Born on 26 April 1710 in Strachan, near Banchory, Kincardineshire, the son of the Reverend Lewis Reid (1676–1762) and his first wife, Margaret, née Gregory (1673–1732).
He attended the parish school in Kincardine O'Neil for two years and then transferred to the Aberdeen grammar school in April 1722 before entering the class of the professor of Greek, Thomas Blackwell the younger, at Marischal College the following October. After studying at the University of Aberdeen, Reid entered the ministry in New Machar in 1737.
In 1752 he was given a professorship at King's College, Aberdeen, where he wrote An Inquiry Into the Human Mind on the Principles of Common Sense (published in 1764). Shortly afterwards he was given the prestigious Professorship of Moral Philosophy at the University of Glasgow when he was called to replace Adam Smith. He resigned from this position in 1781.
In his day and for some years into the 19th century, Thomas Reid was regarded as more important than David Hume.

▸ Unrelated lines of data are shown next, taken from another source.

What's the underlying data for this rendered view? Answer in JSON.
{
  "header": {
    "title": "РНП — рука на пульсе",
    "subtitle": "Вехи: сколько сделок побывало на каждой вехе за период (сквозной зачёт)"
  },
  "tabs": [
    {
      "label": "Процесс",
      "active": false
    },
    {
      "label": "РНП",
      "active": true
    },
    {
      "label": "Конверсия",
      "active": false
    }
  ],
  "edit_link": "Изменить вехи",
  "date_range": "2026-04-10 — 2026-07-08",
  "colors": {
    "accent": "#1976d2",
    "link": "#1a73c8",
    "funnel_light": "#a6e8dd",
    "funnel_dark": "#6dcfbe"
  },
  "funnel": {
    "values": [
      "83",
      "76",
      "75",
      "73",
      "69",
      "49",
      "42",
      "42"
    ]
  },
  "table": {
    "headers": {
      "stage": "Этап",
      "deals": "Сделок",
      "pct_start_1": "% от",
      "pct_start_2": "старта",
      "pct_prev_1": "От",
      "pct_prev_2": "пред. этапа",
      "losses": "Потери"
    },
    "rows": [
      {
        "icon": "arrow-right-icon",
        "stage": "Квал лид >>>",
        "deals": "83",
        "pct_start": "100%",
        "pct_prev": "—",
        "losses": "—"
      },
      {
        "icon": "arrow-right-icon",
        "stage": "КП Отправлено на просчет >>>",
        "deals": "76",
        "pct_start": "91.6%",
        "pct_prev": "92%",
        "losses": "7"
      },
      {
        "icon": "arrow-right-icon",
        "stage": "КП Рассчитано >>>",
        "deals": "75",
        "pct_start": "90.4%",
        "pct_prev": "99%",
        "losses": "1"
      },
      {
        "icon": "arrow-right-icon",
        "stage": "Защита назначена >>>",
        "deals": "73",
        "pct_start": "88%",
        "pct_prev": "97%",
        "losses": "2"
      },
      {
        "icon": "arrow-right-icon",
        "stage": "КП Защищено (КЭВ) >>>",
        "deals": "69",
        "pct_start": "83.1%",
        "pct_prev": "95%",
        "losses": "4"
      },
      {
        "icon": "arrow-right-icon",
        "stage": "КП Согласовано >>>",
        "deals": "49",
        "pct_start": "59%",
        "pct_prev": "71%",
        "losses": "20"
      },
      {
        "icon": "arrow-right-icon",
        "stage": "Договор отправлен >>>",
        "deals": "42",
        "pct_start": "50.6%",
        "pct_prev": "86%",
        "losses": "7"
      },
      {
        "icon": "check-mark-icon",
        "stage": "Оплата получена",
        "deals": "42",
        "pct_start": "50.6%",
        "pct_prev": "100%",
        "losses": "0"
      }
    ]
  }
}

The Reid Burnett School, (in what is now the Banchory Burgh Offices), was founded by one of his relatives and three generations of his forefathers were the ministers of Banchory Parish Church.